(Saved data entries)
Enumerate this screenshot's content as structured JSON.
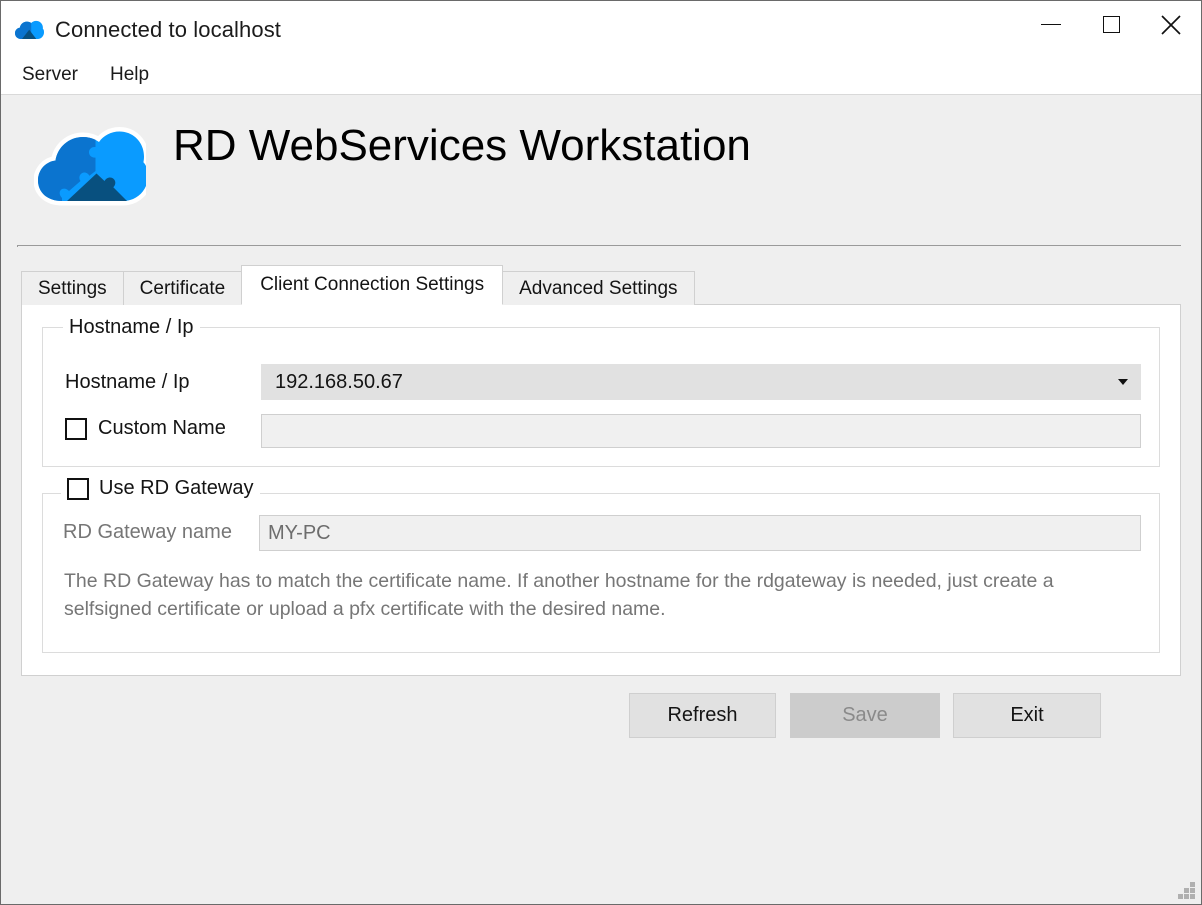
{
  "window": {
    "title": "Connected to localhost",
    "icon": "cloud-icon",
    "controls": {
      "minimize": "minimize-icon",
      "maximize": "maximize-icon",
      "close": "close-icon"
    }
  },
  "menu": {
    "items": [
      {
        "label": "Server"
      },
      {
        "label": "Help"
      }
    ]
  },
  "brand": {
    "logo": "cloud-puzzle-logo",
    "title": "RD WebServices Workstation",
    "colors": {
      "light_blue": "#0a9bff",
      "mid_blue": "#0b74cf",
      "dark_blue": "#08507f"
    }
  },
  "tabs": [
    {
      "label": "Settings",
      "selected": false
    },
    {
      "label": "Certificate",
      "selected": false
    },
    {
      "label": "Client Connection Settings",
      "selected": true
    },
    {
      "label": "Advanced Settings",
      "selected": false
    }
  ],
  "hostname_group": {
    "title": "Hostname / Ip",
    "hostname_label": "Hostname / Ip",
    "hostname_value": "192.168.50.67",
    "hostname_dropdown_icon": "chevron-down-icon",
    "custom_name_label": "Custom Name",
    "custom_name_checked": false,
    "custom_name_value": "",
    "custom_name_placeholder": ""
  },
  "gateway_group": {
    "title": "Use RD Gateway",
    "use_gateway_checked": false,
    "name_label": "RD Gateway name",
    "name_value": "MY-PC",
    "hint": "The RD Gateway has to match the certificate name. If another hostname for the rdgateway is needed, just create a selfsigned certificate or upload a pfx certificate with the desired name."
  },
  "footer": {
    "refresh_label": "Refresh",
    "save_label": "Save",
    "save_disabled": true,
    "exit_label": "Exit"
  },
  "grip": "resize-grip-icon"
}
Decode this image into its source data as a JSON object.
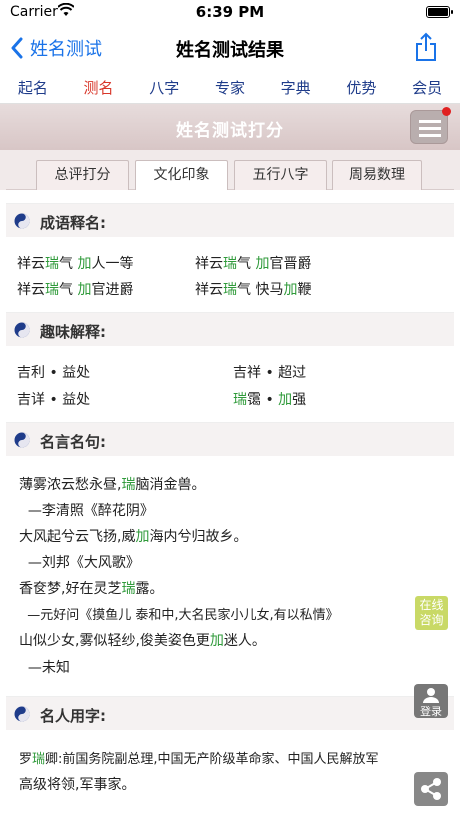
{
  "status": {
    "carrier": "Carrier",
    "time": "6:39 PM"
  },
  "nav": {
    "back_label": "姓名测试",
    "title": "姓名测试结果"
  },
  "main_tabs": [
    {
      "label": "起名"
    },
    {
      "label": "测名"
    },
    {
      "label": "八字"
    },
    {
      "label": "专家"
    },
    {
      "label": "字典"
    },
    {
      "label": "优势"
    },
    {
      "label": "会员"
    }
  ],
  "banner": {
    "title": "姓名测试打分"
  },
  "sub_tabs": [
    {
      "label": "总评打分"
    },
    {
      "label": "文化印象"
    },
    {
      "label": "五行八字"
    },
    {
      "label": "周易数理"
    }
  ],
  "sections": {
    "idiom": {
      "title": "成语释名:",
      "items": [
        {
          "a": "祥云",
          "b": "瑞",
          "c": "气 ",
          "d": "加",
          "e": "人一等"
        },
        {
          "a": "祥云",
          "b": "瑞",
          "c": "气 ",
          "d": "加",
          "e": "官晋爵"
        },
        {
          "a": "祥云",
          "b": "瑞",
          "c": "气 ",
          "d": "加",
          "e": "官进爵"
        },
        {
          "a": "祥云",
          "b": "瑞",
          "c": "气 快马",
          "d": "加",
          "e": "鞭"
        }
      ]
    },
    "fun": {
      "title": "趣味解释:",
      "items": [
        {
          "text": "吉利 • 益处"
        },
        {
          "text": "吉祥 • 超过"
        },
        {
          "text": "吉详 • 益处"
        },
        {
          "g1": "瑞",
          "m1": "霭 • ",
          "g2": "加",
          "m2": "强"
        }
      ]
    },
    "quotes": {
      "title": "名言名句:",
      "lines": [
        {
          "pre": "薄雾浓云愁永昼,",
          "g": "瑞",
          "post": "脑消金兽。"
        },
        {
          "pre": "  —李清照《醉花阴》",
          "g": "",
          "post": ""
        },
        {
          "pre": "大风起兮云飞扬,威",
          "g": "加",
          "post": "海内兮归故乡。"
        },
        {
          "pre": "  —刘邦《大风歌》",
          "g": "",
          "post": ""
        },
        {
          "pre": "香奁梦,好在灵芝",
          "g": "瑞",
          "post": "露。"
        },
        {
          "pre": "  —元好问《摸鱼儿 泰和中,大名民家小儿女,有以私情》",
          "g": "",
          "post": ""
        },
        {
          "pre": "山似少女,雾似轻纱,俊美姿色更",
          "g": "加",
          "post": "迷人。"
        },
        {
          "pre": "  —未知",
          "g": "",
          "post": ""
        }
      ]
    },
    "celebrity": {
      "title": "名人用字:",
      "line1_pre": "罗",
      "line1_g": "瑞",
      "line1_post": "卿:前国务院副总理,中国无产阶级革命家、中国人民解放军",
      "line2": "高级将领,军事家。"
    }
  },
  "floating": {
    "online": "在线咨询",
    "online_l1": "在线",
    "online_l2": "咨询",
    "login": "登录"
  },
  "colors": {
    "accent_blue": "#1a73e8",
    "active_red": "#d8362a",
    "highlight_green": "#2f9a3a",
    "tab_blue": "#1f3c8a"
  }
}
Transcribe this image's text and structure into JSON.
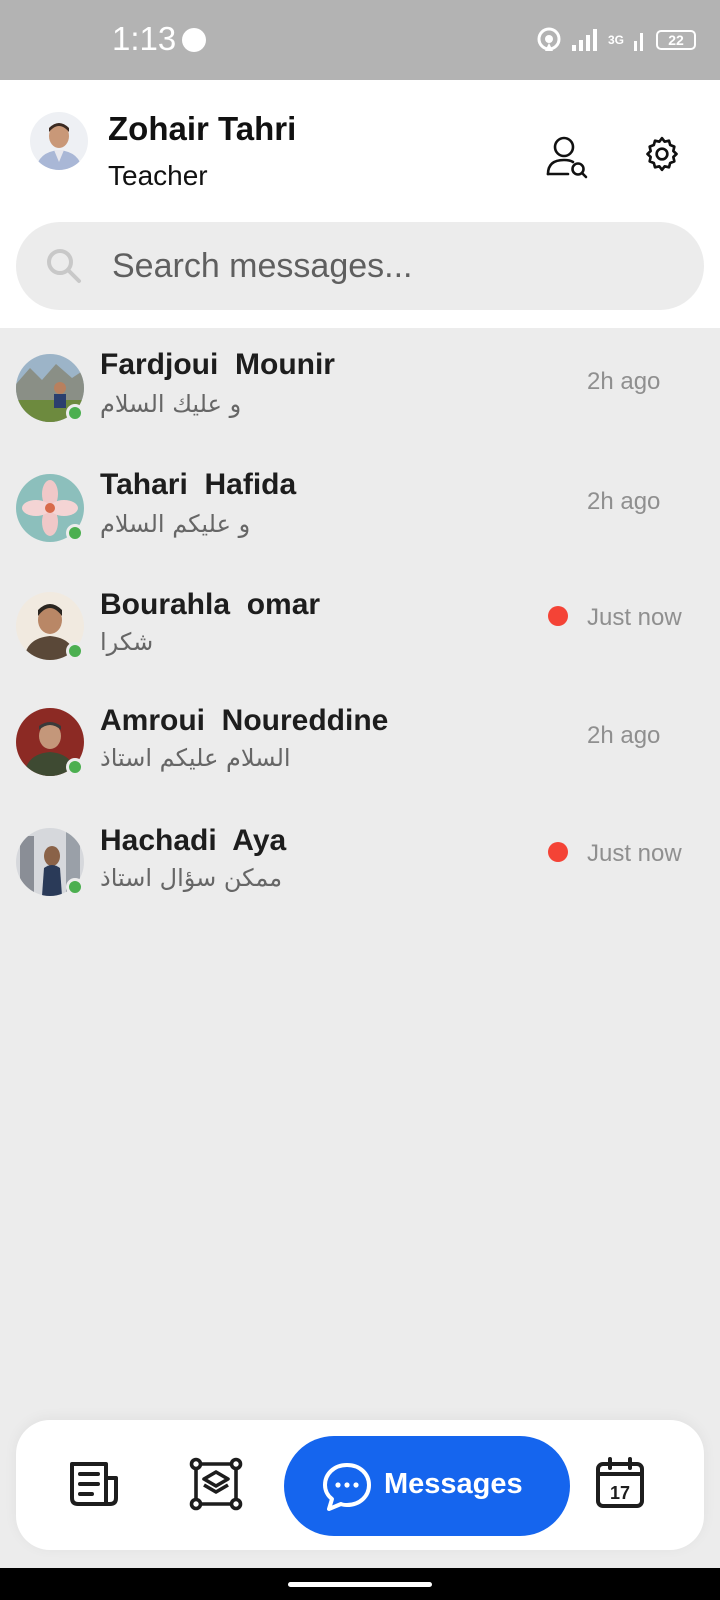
{
  "status_bar": {
    "time": "1:13",
    "network": "3G",
    "battery": "22"
  },
  "header": {
    "name": "Zohair Tahri",
    "role": "Teacher"
  },
  "search": {
    "placeholder": "Search messages..."
  },
  "chats": [
    {
      "name": "Fardjoui  Mounir",
      "message": "و عليك السلام",
      "time": "2h ago",
      "unread": false,
      "online": true
    },
    {
      "name": "Tahari  Hafida",
      "message": "و عليكم السلام",
      "time": "2h ago",
      "unread": false,
      "online": true
    },
    {
      "name": "Bourahla  omar",
      "message": "شكرا",
      "time": "Just now",
      "unread": true,
      "online": true
    },
    {
      "name": "Amroui  Noureddine",
      "message": "السلام عليكم استاذ",
      "time": "2h ago",
      "unread": false,
      "online": true
    },
    {
      "name": "Hachadi  Aya",
      "message": "ممكن سؤال استاذ",
      "time": "Just now",
      "unread": true,
      "online": true
    }
  ],
  "bottom_nav": {
    "active_label": "Messages",
    "calendar_day": "17"
  },
  "colors": {
    "accent": "#1565ee",
    "online": "#4caf50",
    "unread": "#f44336"
  }
}
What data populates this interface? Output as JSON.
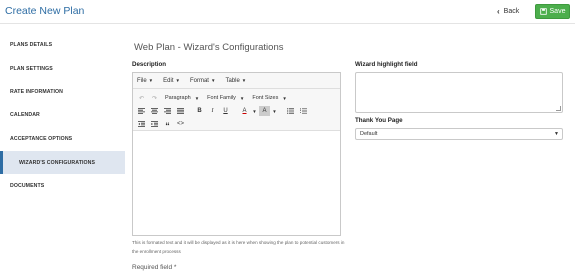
{
  "header": {
    "title": "Create New Plan",
    "back_label": "Back",
    "save_label": "Save",
    "accent_color": "#2e6da4",
    "save_color": "#4cae4c"
  },
  "sidebar": {
    "items": [
      {
        "label": "PLANS DETAILS"
      },
      {
        "label": "PLAN SETTINGS"
      },
      {
        "label": "RATE INFORMATION"
      },
      {
        "label": "CALENDAR"
      },
      {
        "label": "ACCEPTANCE OPTIONS"
      },
      {
        "label": "WIZARD'S CONFIGURATIONS",
        "active": true
      },
      {
        "label": "DOCUMENTS"
      }
    ]
  },
  "main": {
    "title": "Web Plan - Wizard's Configurations",
    "description_label": "Description",
    "editor": {
      "menus": [
        "File",
        "Edit",
        "Format",
        "Table"
      ],
      "paragraph": "Paragraph",
      "font_family": "Font Family",
      "font_sizes": "Font Sizes",
      "icons": {
        "undo": "undo-icon",
        "redo": "redo-icon",
        "align_left": "align-left-icon",
        "align_center": "align-center-icon",
        "align_right": "align-right-icon",
        "align_justify": "align-justify-icon",
        "bold": "B",
        "italic": "I",
        "underline": "U",
        "text_color": "A",
        "bg_color": "A",
        "bullet_list": "bullet-list-icon",
        "numbered_list": "numbered-list-icon",
        "outdent": "outdent-icon",
        "indent": "indent-icon",
        "quote": "“",
        "code": "<>"
      },
      "helper_text": "This is formated text and it will be displayed as it is here when showing the plan to potential customers in the enrollment processs"
    },
    "required_text": "Required field *",
    "highlight_label": "Wizard highlight field",
    "thank_you_label": "Thank You Page",
    "thank_you_value": "Default"
  }
}
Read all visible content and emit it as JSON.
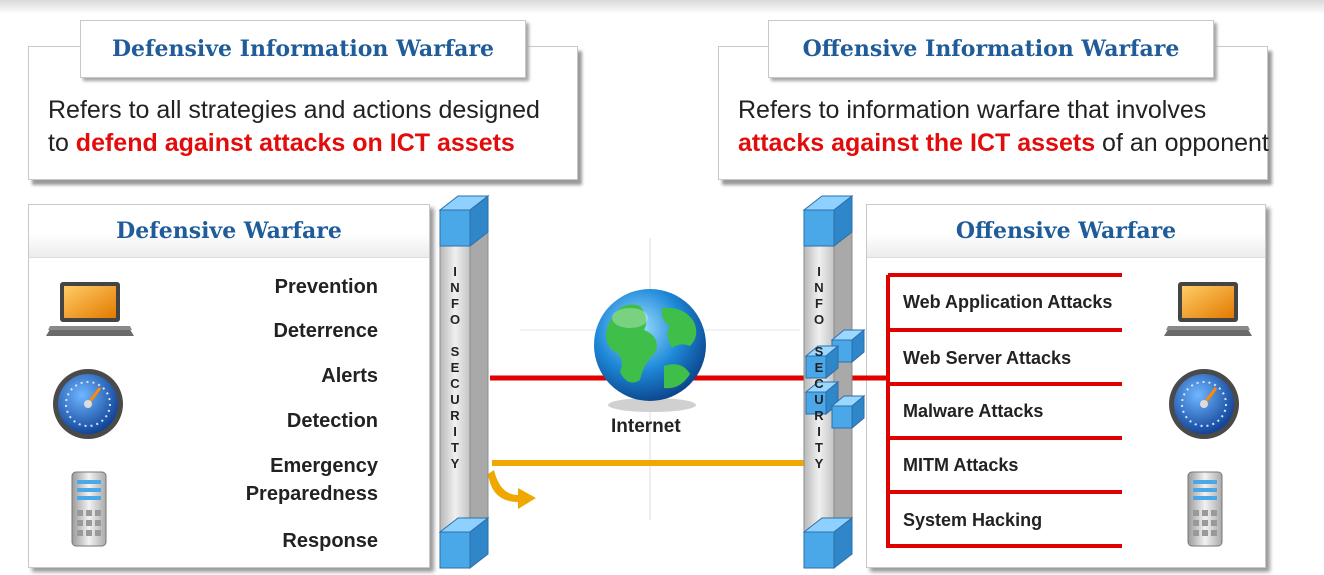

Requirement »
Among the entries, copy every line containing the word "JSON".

Answer »
Enumerate this screenshot's content as structured JSON.
Decode this image into its source data as a JSON object.
Transcribe this image's text and structure into JSON.
What data populates this interface? Output as JSON.
Read all visible content and emit it as JSON.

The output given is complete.